The LANL Foundation has supported LISTO heartily. In the first year that LISTO worked to bring teachers to Oaxaca, the LANL Foundation supported LISTO. Our first cohort took place during July 2016 and we had 9 teachers spend four weeks here in Oaxaca. Last November, the LISTO steering committee got together to plan this summer's trip. We decided to shorten the days in Oaxaca to try and attract teachers with different ties at home, I became the coordinator of the trip, and I quickly learned to ask foundations for monetary aid in helping teachers get to Oaxaca. LANL Foundation was helpful in directing me how to correctly write a grant proposal, and they awarded LISTO with a $1500 Community Grant. Thank you for supporting our teachers!

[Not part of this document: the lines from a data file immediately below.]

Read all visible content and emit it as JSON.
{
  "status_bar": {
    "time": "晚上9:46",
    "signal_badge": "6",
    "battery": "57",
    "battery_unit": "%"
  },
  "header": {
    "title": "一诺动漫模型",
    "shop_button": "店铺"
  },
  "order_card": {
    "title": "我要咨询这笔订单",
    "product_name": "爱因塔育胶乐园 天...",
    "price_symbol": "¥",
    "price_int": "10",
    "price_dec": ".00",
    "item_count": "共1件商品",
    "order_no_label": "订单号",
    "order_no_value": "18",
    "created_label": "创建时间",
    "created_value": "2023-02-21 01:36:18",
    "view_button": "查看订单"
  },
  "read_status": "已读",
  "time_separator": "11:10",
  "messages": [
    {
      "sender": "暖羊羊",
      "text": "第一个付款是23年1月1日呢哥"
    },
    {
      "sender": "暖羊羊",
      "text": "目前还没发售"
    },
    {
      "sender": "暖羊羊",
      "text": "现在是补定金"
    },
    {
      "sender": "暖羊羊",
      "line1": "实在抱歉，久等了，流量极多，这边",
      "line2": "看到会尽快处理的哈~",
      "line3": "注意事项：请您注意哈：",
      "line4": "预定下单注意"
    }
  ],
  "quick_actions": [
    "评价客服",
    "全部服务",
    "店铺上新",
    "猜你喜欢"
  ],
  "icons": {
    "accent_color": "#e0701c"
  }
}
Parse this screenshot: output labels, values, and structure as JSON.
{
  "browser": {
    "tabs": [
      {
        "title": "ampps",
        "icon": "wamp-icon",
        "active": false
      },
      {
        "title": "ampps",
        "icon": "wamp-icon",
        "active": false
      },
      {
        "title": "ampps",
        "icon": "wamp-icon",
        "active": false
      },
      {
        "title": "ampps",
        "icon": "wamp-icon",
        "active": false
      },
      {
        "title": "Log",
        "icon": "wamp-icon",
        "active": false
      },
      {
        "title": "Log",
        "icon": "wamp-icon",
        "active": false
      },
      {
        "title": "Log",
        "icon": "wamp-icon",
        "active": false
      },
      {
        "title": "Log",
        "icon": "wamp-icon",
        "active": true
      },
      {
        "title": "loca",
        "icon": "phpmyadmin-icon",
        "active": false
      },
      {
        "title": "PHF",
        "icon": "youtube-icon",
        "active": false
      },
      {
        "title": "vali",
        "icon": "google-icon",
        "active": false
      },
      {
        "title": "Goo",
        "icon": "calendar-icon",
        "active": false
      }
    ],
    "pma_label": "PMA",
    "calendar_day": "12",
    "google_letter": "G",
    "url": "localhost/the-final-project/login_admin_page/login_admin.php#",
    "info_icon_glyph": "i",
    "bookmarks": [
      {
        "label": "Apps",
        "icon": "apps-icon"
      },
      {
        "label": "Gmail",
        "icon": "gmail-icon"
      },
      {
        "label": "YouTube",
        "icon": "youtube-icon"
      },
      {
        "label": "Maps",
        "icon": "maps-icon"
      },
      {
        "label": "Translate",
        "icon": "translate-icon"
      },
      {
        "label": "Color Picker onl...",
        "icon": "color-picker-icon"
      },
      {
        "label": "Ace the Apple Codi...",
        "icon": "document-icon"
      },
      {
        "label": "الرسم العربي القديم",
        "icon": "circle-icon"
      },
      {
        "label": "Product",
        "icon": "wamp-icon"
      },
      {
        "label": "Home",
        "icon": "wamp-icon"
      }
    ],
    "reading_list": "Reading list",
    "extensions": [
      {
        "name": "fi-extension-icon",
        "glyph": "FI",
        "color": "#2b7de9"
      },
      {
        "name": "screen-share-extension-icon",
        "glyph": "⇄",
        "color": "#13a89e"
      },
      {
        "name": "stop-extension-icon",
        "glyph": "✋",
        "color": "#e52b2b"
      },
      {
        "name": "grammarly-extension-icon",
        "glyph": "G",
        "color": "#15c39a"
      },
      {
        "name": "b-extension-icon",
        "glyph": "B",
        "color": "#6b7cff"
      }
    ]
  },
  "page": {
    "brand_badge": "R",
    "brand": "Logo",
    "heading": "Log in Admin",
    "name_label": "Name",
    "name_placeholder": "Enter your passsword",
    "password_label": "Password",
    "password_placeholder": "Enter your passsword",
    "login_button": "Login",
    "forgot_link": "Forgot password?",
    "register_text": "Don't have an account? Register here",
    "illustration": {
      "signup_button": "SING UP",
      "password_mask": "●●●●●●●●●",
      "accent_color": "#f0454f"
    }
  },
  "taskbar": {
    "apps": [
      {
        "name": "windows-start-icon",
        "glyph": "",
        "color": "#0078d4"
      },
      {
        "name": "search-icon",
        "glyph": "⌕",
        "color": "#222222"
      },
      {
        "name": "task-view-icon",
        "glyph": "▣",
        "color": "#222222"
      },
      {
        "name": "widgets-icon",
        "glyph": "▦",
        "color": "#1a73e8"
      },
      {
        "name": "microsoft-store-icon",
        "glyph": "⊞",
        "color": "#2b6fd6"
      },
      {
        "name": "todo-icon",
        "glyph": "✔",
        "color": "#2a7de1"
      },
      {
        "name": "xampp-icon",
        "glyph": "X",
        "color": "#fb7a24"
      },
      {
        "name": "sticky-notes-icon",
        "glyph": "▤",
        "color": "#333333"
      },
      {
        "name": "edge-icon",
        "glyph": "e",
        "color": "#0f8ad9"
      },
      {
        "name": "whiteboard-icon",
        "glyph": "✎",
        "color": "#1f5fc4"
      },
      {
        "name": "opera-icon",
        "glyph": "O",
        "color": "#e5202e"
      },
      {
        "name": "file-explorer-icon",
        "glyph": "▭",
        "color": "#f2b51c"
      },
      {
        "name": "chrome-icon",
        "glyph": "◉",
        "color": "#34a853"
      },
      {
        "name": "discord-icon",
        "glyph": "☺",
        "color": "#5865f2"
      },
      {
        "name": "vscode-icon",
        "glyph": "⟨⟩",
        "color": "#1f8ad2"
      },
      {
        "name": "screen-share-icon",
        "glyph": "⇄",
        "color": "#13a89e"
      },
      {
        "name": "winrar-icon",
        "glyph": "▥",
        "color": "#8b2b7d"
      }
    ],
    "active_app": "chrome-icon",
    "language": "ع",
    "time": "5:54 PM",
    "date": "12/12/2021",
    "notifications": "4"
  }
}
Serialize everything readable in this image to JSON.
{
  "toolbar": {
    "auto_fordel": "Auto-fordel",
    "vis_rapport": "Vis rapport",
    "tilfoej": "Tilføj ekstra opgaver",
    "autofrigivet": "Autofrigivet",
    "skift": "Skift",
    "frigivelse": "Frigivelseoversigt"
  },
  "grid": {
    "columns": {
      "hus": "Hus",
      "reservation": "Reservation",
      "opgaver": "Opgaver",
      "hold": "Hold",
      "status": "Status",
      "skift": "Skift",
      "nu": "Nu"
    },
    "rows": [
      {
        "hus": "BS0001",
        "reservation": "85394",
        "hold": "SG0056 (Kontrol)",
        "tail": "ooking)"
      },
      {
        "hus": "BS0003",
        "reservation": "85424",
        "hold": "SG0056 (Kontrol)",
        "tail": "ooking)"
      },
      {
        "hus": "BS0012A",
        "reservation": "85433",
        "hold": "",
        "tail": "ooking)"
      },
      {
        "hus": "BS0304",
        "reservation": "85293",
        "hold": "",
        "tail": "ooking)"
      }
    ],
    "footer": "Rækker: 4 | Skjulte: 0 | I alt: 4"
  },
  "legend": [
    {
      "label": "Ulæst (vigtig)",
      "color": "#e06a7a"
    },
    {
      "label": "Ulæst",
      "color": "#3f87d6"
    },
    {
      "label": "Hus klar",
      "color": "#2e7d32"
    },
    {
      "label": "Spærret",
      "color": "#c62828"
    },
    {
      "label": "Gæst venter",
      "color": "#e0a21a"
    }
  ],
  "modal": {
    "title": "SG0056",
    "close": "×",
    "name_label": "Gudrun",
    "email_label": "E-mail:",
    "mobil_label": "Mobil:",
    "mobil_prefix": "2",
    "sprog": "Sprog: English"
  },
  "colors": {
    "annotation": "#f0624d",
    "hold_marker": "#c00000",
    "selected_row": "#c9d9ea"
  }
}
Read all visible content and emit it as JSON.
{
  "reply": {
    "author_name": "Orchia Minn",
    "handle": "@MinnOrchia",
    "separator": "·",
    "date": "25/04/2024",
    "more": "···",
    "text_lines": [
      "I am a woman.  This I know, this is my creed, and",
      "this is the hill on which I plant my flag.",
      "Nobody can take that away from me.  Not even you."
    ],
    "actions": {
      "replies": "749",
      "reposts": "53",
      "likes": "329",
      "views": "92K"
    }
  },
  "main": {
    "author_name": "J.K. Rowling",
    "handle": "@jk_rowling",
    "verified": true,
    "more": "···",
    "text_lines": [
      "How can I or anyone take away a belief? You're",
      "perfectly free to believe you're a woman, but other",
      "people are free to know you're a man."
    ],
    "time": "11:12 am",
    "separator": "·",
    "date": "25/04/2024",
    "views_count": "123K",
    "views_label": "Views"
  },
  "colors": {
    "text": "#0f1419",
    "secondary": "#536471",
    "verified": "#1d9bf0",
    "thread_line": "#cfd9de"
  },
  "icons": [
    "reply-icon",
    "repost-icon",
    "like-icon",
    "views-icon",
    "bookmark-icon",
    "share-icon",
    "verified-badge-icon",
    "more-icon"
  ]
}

Today at CANICA, the regular staff had a meeting while we were there. That gave us three classrooms full of kids! Seven teachers came prepared to give a lesson on emotions to the different grade levels: Early Childhood, Elementary, and Secondary. I was the rover, coming into different classrooms and watching, and then moving on. Two things struck me. First, the teachers that we have brought down are very courageous with their willingness to step into another classroom. There were flutes, visuals, games, and lots of reading. The other lesson from today was from the students. These are kids whose clothes have holes in them, many of them are not bathed, and even one adolescent's socks did not match. Could you imagine going through a day of high school with mismatched socks?
But, these kids had very good spelling. They took care in their work. And, they took care of each other. In a country where most kids so low on the socio-economic scale are left out of school, these kids are in. And they appreciate it. If they don't show that they are grateful, if they don't show respect for their teachers, if they don't do what they are expected to do, they are out. And there are literally thousands waiting to take their place. My heart went out to these children, thinking that the bond they form amongst themselves and with their teacher is the bond that will carry them forward through disappointment, discrimination, and heartache.
When I left, I asked myself, how many names did I carry with me? Not many. And what is more valuable than one's name?